A string of failures by British authorities played a part in allowing Khan to kill two people in the attack, an inquest jury concluded Friday.

Khan carried out the November 2019 attack at Fishmongers' Hall. After the attack, he was chased onto nearby London Bridge and shot dead by police.

The inquest jury concluded there was "a lack of accountability and deficiencies in management" by police, probation and intelligence authorities overseeing Khan after his release from prison. They said authorities were blinded by Khan's "poster-boy" image as a rehabilitated prisoner, when in fact he was "manipulative and duplicitous" and remained a committed extremist.
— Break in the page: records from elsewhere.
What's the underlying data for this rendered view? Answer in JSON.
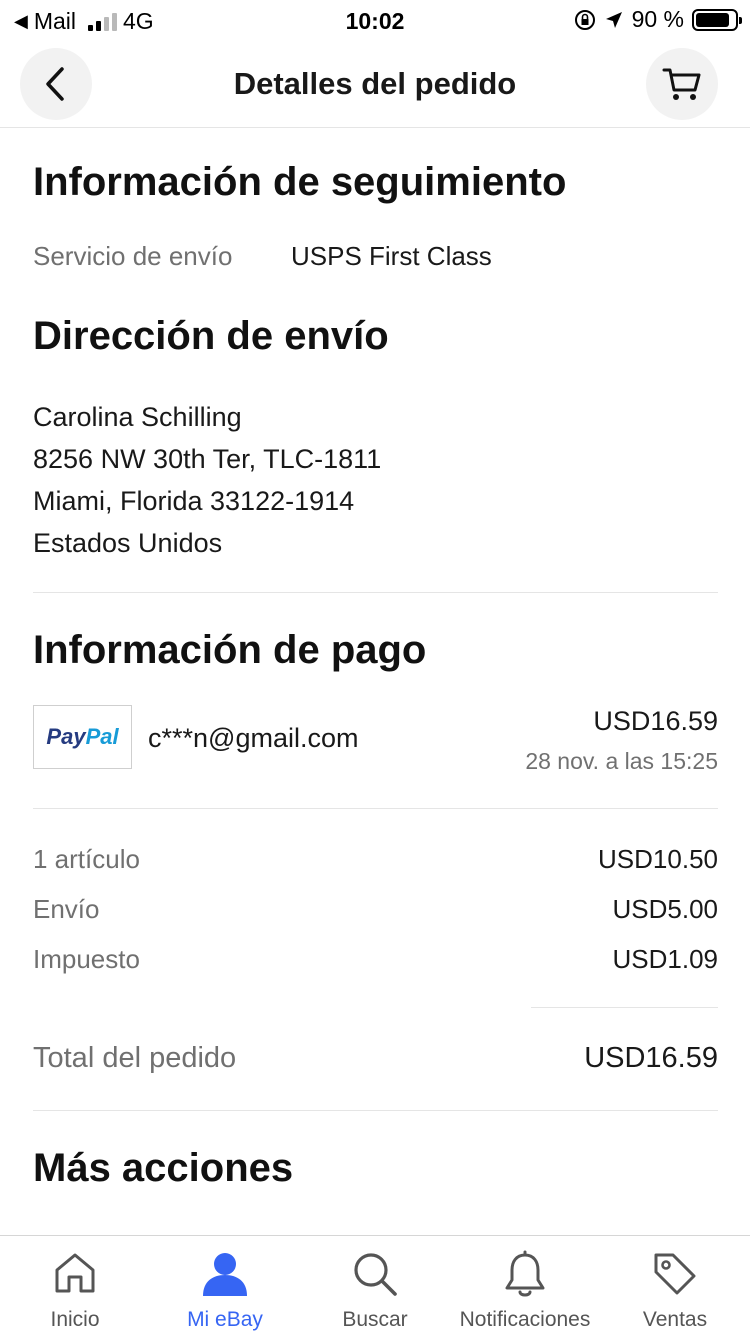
{
  "status_bar": {
    "back_app": "Mail",
    "network": "4G",
    "time": "10:02",
    "battery": "90 %"
  },
  "header": {
    "title": "Detalles del pedido",
    "back_icon": "chevron-left-icon",
    "cart_icon": "cart-icon"
  },
  "tracking": {
    "heading": "Información de seguimiento",
    "service_label": "Servicio de envío",
    "service_value": "USPS First Class"
  },
  "shipping": {
    "heading": "Dirección de envío",
    "lines": [
      "Carolina Schilling",
      "8256 NW 30th Ter, TLC-1811",
      "Miami, Florida 33122-1914",
      "Estados Unidos"
    ]
  },
  "payment": {
    "heading": "Información de pago",
    "method_logo_pay": "Pay",
    "method_logo_pal": "Pal",
    "email": "c***n@gmail.com",
    "amount": "USD16.59",
    "date": "28 nov. a las 15:25"
  },
  "summary": {
    "rows": [
      {
        "label": "1 artículo",
        "value": "USD10.50"
      },
      {
        "label": "Envío",
        "value": "USD5.00"
      },
      {
        "label": "Impuesto",
        "value": "USD1.09"
      }
    ],
    "total_label": "Total del pedido",
    "total_value": "USD16.59"
  },
  "more": {
    "heading": "Más acciones"
  },
  "tabbar": {
    "items": [
      {
        "label": "Inicio",
        "icon": "home-icon",
        "active": false
      },
      {
        "label": "Mi eBay",
        "icon": "user-icon",
        "active": true
      },
      {
        "label": "Buscar",
        "icon": "search-icon",
        "active": false
      },
      {
        "label": "Notificaciones",
        "icon": "bell-icon",
        "active": false
      },
      {
        "label": "Ventas",
        "icon": "tag-icon",
        "active": false
      }
    ]
  },
  "colors": {
    "accent": "#3665f3",
    "text": "#191919",
    "muted": "#707070",
    "divider": "#e5e5e5"
  }
}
Inquests are held in Britain to establish the facts in cases of violent or unexplained deaths. The jury concluded that the two victims, Jack Merritt, 25, and Saskia Jones, 23, were unlawfully killed.

Khan stabbed the two at an event run by the prisoner rehabilitation program Learning Together. Merritt worked for the program and Jones was a volunteer.
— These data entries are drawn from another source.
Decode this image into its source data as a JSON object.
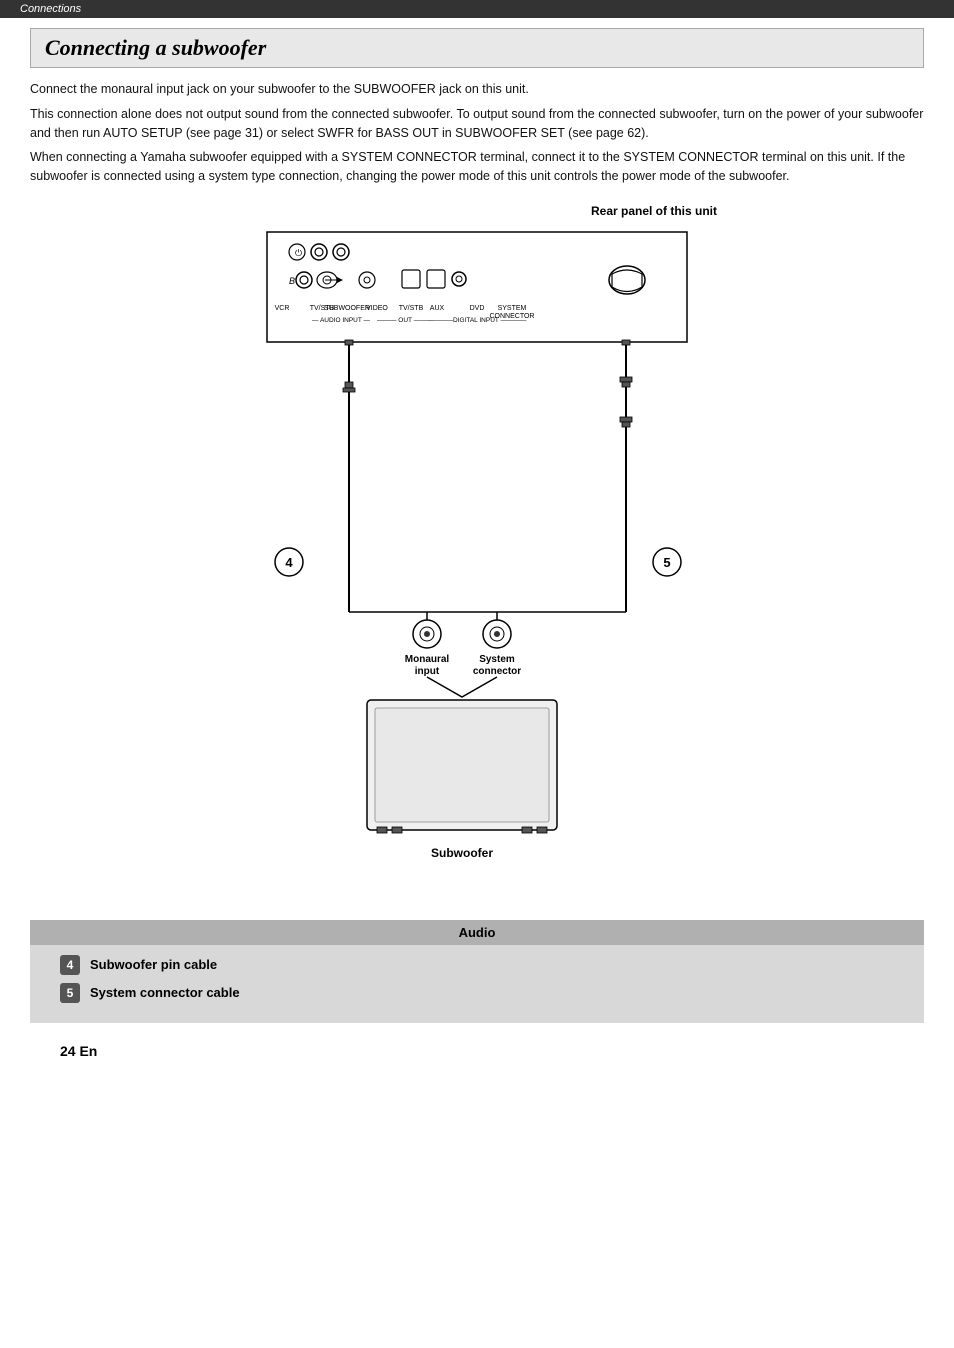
{
  "topbar": {
    "label": "Connections"
  },
  "section": {
    "title": "Connecting a subwoofer"
  },
  "body_paragraphs": [
    "Connect the monaural input jack on your subwoofer to the SUBWOOFER jack on this unit.",
    "This connection alone does not output sound from the connected subwoofer. To output sound from the connected subwoofer, turn on the power of your subwoofer and then run AUTO SETUP (see page 31) or select SWFR for BASS OUT in SUBWOOFER SET (see page 62).",
    "When connecting a Yamaha subwoofer equipped with a SYSTEM CONNECTOR terminal, connect it to the SYSTEM CONNECTOR terminal on this unit. If the subwoofer is connected using a system type connection, changing the power mode of this unit controls the power mode of the subwoofer."
  ],
  "diagram": {
    "rear_panel_label": "Rear panel of this unit",
    "labels": {
      "monaural_input": "Monaural\ninput",
      "system_connector": "System\nconnector",
      "subwoofer": "Subwoofer"
    },
    "cable_labels": {
      "4": "4",
      "5": "5"
    }
  },
  "legend": {
    "title": "Audio",
    "items": [
      {
        "num": "4",
        "text": "Subwoofer pin cable"
      },
      {
        "num": "5",
        "text": "System connector cable"
      }
    ]
  },
  "page_number": "24 En"
}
Khan was arrested in 2010 for being part of an al-Qaida-inspired plot to set up a terrorist training camp in Pakistan. He was given an "indeterminate" sentence that specified he could only be released when he was judged not to be a danger to the public. He appealed, and the sentence was fixed at 16 years. Like many British inmates, he was released after serving half that time, in December 2018.

The jury praised "astonishing individuals," including other former prisoners attending the event, who fought back and disarmed Khan, using items including a fire extinguisher and a narwhal tusk displayed in the hall. Armed police soon arrived and shot Khan, who wore a suicide belt that turned out to be fake.

In a statement, the inquest jury expressed "heartfelt condolences to the families of Saskia and Jack, and to all who love and miss these two wonderful young people. They clearly touched the lives of so many, ours included."

"The world lost two bright stars that dreadful day," the jury said.

Usman Khan
Tributes are placed by the southern end of London Bridge on December 2, 2019, three days after a man stabbed two people to death and injured three others before being shot dead by police in London. A string of failures by British authorities played a part in allowing extremist Usman Khan, who had been jailed for terrorism offenses, to kill two people in a knife attack in London, an inquest jury concluded on May 28, 2021. Matt Dunham/AP Photo